The report found that the long-term outlook for mining in Sub-Saharan Africa was very good. The region is largely 'under-mined' and certainly under explored: despite holding over a third of global solid mineral reserves, it contributes only 6-8% of global production. The panellists agreed that many Sub-Saharan Africa countries are high-potential, low-production mining venues and that, in the long term, Africa has a bright future in this sector.
In the short term, however, there remain a number of challenges. The first of these is the current global downturn in commodity prices. As a result, key players in the sector are consolidating, cost cutting and downsizing.

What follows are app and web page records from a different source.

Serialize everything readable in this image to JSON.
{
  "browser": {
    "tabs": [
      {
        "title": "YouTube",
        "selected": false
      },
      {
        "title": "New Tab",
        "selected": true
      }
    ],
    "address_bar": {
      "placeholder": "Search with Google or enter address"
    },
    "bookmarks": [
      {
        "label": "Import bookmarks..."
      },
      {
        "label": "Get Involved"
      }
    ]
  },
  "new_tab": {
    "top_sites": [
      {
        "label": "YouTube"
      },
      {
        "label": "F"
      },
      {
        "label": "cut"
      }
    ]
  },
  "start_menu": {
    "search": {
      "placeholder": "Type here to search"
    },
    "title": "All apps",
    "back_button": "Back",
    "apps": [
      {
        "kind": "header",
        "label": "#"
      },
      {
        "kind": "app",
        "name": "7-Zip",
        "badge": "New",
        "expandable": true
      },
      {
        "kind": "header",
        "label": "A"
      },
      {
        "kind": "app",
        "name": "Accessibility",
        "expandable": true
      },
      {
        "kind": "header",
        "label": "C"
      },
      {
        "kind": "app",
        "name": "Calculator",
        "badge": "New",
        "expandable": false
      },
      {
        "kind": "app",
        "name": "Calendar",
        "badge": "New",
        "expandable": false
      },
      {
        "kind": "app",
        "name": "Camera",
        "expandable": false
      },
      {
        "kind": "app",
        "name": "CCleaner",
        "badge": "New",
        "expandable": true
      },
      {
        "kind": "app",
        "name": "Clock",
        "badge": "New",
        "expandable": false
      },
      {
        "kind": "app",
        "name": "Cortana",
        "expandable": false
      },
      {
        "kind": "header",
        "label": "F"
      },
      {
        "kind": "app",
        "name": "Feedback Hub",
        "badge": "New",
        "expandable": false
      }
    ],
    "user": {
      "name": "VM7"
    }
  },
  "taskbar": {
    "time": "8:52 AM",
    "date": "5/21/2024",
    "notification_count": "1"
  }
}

This has caused a number of projects in the region to be suspended or terminated, particularly those projects which are marginal, incomplete or scheduled to commence in the near future. One of the potential consequences identified by the panel was the risk of significant numbers of the under-utilised workforce departing from the sector. Low commodity prices have also caused some suppliers to seek to renegotiate their contracts, which may lead to disputes. It is therefore important for companies to consider the termination risks before suspending or terminating any projects. Companies should seek legal advice before taking any steps to terminate projects in order to avoid the potential pitfalls.

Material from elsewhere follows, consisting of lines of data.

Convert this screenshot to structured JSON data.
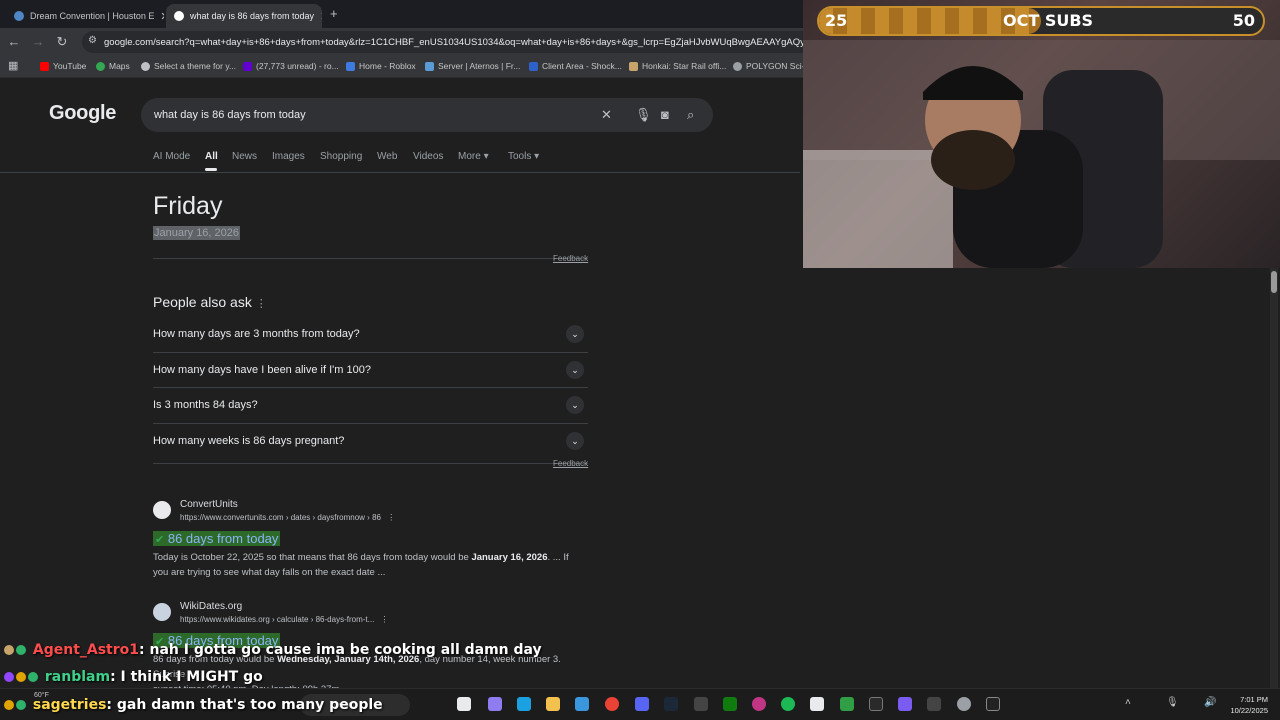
{
  "browser": {
    "tabs": [
      {
        "title": "Dream Convention | Houston E",
        "active": false
      },
      {
        "title": "what day is 86 days from today",
        "active": true
      }
    ],
    "new_tab": "+",
    "url": "google.com/search?q=what+day+is+86+days+from+today&rlz=1C1CHBF_enUS1034US1034&oq=what+day+is+86+days+&gs_lcrp=EgZjaHJvbWUqBwgAEAAYgAQyBwgA",
    "bookmarks": [
      "YouTube",
      "Maps",
      "Select a theme for y...",
      "(27,773 unread) - ro...",
      "Home - Roblox",
      "Server | Aternos | Fr...",
      "Client Area - Shock...",
      "Honkai: Star Rail offi...",
      "POLYGON Sci-Fi"
    ]
  },
  "google": {
    "logo": "Google",
    "query": "what day is 86 days from today",
    "tabs": [
      "AI Mode",
      "All",
      "News",
      "Images",
      "Shopping",
      "Web",
      "Videos",
      "More",
      "Tools"
    ],
    "answer": {
      "day": "Friday",
      "date": "January 16, 2026",
      "feedback": "Feedback"
    },
    "paa": {
      "title": "People also ask",
      "questions": [
        "How many days are 3 months from today?",
        "How many days have I been alive if I'm 100?",
        "Is 3 months 84 days?",
        "How many weeks is 86 days pregnant?"
      ],
      "feedback": "Feedback"
    },
    "results": [
      {
        "site": "ConvertUnits",
        "url": "https://www.convertunits.com › dates › daysfromnow › 86",
        "title": "86 days from today",
        "snippet_a": "Today is October 22, 2025 so that means that 86 days from today would be ",
        "snippet_bold": "January 16, 2026",
        "snippet_b": ". ... If you are trying to see what day falls on the exact date ..."
      },
      {
        "site": "WikiDates.org",
        "url": "https://www.wikidates.org › calculate › 86-days-from-t...",
        "title": "86 days from today",
        "snippet_a": "86 days from today would be ",
        "snippet_bold": "Wednesday, January 14th, 2026",
        "snippet_b": ", day number 14, week number 3. Sunrise",
        "snippet_c": "sunset time: 05:40 pm, Day length: 09h 37m ..."
      }
    ]
  },
  "stream": {
    "sub_goal": {
      "current": "25",
      "label": "OCT SUBS",
      "target": "50",
      "progress": 0.5
    },
    "chat": [
      {
        "user": "Agent_Astro1",
        "message": ": nah I gotta go cause ima be cooking all damn day",
        "color": "#ff4d4d"
      },
      {
        "user": "ranblam",
        "message": ": I think I MIGHT go",
        "color": "#3fd18a"
      },
      {
        "user": "sagetries",
        "message": ": gah damn that's too many people",
        "color": "#ffd84d"
      }
    ]
  },
  "taskbar": {
    "weather": "60°F",
    "search": "Search",
    "time": "7:01 PM",
    "date": "10/22/2025"
  }
}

Another important short term challenge is increased regulation in the region, including changes to the local regulatory landscape. Louise Moore, Head of Environment (International) at Hogan Lovells, discussed the growing importance of global regulation of mining projects as a result of the increasing use of environmental and social risk due diligence frameworks such as the Equator Principles by project financiers, and the growth of strategic litigation and activism of environmental non-governmental organisations. It is important that companies are proactive in seeking to understand these changes and manage their approach to regulation. In addition to the "hard law" which is being introduced by governments in the region, there is increasingly a need for mining companies to have regard to "soft law" such as industry codes of practice and the concept of the "social license to mine", which focuses to the level of acceptance or approval of mining companies and their operations by local communities and other stakeholders affected by mining projects. Companies need to pay regard to these "soft law" standards and maintain an active dialogue with regulators to ensure that they keep pace with industry best-practice.
Despite the short term challenges, there remains real long term value in the Sub-Saharan African mining sector. As set out above, the region is 'under-mined' and has significant growth potential. Companies' long term success in the region will be defined by their ability to manage the effects of the low commodity price and get ahead of the regulation.